### Action item
Note each line of the entries that includes "episode". Then copy those lines.

━━━━━━━━━━

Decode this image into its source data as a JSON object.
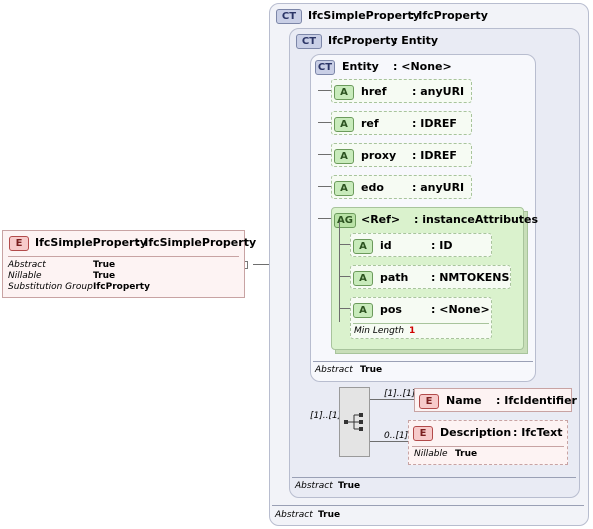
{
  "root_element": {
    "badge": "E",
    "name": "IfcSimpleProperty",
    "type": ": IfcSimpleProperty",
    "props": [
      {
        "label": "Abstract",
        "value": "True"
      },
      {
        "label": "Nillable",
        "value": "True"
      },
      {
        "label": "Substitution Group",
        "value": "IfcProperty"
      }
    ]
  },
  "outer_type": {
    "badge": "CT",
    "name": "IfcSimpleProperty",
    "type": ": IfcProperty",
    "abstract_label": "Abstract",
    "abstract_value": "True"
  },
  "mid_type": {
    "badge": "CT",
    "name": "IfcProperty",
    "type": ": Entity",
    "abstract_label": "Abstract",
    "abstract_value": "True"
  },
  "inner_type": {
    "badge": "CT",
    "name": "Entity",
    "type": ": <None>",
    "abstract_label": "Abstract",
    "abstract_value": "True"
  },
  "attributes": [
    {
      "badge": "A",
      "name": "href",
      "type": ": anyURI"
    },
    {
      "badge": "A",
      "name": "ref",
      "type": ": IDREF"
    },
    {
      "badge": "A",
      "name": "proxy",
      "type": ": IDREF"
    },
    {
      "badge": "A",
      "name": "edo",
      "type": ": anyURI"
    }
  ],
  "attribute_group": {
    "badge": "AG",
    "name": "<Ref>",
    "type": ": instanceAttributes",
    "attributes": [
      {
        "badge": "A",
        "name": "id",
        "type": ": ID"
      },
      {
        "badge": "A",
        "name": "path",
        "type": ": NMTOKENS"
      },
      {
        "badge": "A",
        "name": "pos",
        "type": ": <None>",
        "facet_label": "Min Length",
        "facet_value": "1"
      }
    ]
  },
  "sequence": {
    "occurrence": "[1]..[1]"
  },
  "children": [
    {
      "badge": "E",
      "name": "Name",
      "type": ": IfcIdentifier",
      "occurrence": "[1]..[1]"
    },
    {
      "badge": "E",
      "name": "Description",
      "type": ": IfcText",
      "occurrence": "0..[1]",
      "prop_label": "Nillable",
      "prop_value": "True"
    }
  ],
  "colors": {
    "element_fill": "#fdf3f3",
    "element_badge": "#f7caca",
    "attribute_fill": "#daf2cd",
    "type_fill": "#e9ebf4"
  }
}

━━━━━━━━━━

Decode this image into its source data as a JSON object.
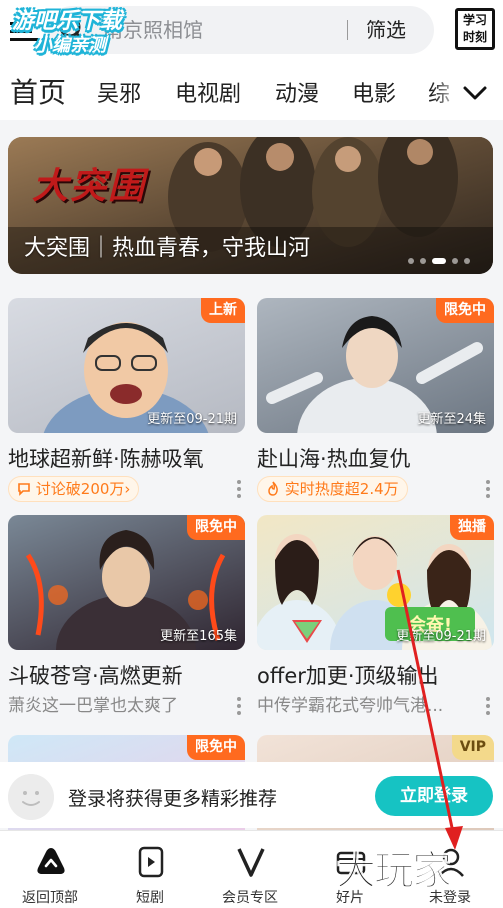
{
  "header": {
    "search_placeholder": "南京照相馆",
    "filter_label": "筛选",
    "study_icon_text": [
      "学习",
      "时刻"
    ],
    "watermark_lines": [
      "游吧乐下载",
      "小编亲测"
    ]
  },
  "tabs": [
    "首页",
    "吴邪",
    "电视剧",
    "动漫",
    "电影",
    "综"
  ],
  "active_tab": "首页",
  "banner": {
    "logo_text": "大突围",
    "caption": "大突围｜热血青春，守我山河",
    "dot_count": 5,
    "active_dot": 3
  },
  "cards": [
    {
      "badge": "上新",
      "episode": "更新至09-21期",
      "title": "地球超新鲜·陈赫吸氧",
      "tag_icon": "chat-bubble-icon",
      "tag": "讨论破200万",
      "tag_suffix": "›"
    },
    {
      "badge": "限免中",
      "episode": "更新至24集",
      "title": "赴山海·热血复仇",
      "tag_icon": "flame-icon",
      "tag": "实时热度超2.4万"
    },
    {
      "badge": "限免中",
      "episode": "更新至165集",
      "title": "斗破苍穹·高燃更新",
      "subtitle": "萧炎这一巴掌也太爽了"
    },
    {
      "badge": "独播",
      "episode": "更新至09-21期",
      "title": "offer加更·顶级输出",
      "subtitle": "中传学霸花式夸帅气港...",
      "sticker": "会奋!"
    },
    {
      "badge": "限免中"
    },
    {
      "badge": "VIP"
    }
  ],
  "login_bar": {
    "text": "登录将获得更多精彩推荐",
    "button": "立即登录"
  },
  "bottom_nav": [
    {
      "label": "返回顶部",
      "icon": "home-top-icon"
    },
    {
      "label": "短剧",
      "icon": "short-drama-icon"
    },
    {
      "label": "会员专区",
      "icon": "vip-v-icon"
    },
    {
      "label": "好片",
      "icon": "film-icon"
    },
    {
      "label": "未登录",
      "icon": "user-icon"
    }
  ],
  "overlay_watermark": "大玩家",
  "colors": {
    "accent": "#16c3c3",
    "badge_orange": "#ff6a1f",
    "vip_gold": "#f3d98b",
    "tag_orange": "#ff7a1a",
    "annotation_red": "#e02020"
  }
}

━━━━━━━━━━

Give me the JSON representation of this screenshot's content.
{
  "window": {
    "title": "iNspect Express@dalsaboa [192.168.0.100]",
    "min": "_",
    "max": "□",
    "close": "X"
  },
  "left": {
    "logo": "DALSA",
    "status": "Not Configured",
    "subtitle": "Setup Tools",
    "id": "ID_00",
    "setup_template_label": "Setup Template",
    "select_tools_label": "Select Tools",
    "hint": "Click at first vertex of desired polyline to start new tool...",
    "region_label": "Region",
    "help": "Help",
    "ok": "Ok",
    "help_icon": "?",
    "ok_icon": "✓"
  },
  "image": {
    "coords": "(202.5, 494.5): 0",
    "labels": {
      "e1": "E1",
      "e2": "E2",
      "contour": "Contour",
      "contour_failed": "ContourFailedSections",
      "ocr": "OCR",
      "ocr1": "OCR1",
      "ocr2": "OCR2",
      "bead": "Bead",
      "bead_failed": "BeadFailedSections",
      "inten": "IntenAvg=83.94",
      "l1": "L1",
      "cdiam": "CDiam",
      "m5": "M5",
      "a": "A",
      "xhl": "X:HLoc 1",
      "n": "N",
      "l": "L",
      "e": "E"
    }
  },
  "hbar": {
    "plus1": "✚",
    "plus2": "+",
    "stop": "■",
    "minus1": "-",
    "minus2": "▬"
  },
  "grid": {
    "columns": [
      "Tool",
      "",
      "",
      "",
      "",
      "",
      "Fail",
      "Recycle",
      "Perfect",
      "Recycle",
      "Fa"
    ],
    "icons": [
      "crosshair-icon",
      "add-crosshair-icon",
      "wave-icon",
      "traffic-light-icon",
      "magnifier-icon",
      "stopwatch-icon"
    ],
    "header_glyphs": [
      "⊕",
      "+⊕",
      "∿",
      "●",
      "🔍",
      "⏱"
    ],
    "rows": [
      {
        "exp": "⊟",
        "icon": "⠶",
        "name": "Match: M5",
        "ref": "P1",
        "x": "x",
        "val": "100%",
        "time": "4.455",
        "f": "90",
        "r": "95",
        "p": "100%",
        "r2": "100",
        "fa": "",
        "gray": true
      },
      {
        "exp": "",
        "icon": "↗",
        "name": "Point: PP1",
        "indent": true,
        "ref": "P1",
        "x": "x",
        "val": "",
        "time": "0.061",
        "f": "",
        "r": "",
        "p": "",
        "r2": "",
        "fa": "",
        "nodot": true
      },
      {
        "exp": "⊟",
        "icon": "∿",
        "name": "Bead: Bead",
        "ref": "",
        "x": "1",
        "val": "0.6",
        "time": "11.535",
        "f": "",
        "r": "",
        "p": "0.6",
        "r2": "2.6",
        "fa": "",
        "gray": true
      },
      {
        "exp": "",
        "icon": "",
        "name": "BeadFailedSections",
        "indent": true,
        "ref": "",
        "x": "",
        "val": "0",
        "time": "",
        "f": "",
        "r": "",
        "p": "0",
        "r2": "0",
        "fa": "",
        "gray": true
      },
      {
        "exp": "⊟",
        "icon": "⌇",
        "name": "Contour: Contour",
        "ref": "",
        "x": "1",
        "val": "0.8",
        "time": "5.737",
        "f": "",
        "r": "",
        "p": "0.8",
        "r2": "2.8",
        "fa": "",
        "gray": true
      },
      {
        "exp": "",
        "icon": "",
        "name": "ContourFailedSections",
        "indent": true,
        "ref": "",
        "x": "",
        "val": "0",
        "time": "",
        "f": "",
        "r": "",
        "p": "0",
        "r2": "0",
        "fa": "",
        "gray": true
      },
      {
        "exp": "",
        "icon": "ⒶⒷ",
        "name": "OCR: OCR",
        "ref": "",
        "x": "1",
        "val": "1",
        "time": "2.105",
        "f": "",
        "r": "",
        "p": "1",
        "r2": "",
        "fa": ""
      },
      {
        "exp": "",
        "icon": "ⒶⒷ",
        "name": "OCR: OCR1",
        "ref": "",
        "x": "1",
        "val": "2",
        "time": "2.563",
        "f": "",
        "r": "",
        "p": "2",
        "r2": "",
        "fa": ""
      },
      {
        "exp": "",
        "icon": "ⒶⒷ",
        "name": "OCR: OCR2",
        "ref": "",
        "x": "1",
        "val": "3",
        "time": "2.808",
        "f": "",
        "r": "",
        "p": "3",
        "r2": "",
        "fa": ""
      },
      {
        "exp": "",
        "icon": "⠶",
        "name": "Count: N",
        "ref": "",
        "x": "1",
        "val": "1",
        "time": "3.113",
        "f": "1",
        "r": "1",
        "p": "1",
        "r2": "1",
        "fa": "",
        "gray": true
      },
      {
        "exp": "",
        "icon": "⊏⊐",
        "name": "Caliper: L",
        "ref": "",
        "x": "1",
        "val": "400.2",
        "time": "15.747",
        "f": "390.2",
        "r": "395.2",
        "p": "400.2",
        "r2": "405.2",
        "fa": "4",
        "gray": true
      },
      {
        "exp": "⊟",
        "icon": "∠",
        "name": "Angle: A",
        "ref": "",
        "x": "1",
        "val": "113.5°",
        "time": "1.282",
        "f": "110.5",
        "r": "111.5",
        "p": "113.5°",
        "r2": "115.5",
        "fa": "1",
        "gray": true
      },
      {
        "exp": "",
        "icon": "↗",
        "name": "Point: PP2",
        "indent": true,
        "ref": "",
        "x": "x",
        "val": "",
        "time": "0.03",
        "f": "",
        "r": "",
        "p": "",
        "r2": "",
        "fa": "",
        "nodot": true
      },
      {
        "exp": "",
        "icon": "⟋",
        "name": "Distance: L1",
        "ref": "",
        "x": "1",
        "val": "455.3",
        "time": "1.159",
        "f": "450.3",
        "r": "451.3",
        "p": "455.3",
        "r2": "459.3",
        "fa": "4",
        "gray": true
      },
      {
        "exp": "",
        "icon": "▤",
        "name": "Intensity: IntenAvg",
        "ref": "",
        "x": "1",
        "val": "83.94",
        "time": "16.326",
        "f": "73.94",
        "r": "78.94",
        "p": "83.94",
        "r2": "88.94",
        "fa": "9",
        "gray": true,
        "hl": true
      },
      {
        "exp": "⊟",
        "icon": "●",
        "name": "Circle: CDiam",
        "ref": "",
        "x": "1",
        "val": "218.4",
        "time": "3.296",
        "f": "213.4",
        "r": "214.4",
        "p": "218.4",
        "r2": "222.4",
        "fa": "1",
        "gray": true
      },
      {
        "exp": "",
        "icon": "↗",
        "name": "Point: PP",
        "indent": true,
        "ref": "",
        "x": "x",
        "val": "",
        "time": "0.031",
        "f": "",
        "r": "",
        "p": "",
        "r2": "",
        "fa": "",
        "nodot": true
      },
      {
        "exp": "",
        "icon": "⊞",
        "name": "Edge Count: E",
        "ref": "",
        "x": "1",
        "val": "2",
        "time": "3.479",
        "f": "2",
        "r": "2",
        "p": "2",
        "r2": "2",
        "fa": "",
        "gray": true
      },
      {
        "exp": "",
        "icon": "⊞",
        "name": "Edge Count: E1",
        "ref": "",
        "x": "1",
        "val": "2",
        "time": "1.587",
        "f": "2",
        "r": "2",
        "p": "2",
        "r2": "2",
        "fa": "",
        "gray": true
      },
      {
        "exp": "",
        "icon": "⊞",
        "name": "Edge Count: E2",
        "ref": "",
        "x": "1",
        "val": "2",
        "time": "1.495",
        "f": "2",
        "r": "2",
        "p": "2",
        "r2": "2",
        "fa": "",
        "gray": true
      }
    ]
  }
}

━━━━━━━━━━

### Answer
      "episode": "更新至09-21期",
      "episode": "更新至24集",
      "episode": "更新至165集",
      "episode": "更新至09-21期",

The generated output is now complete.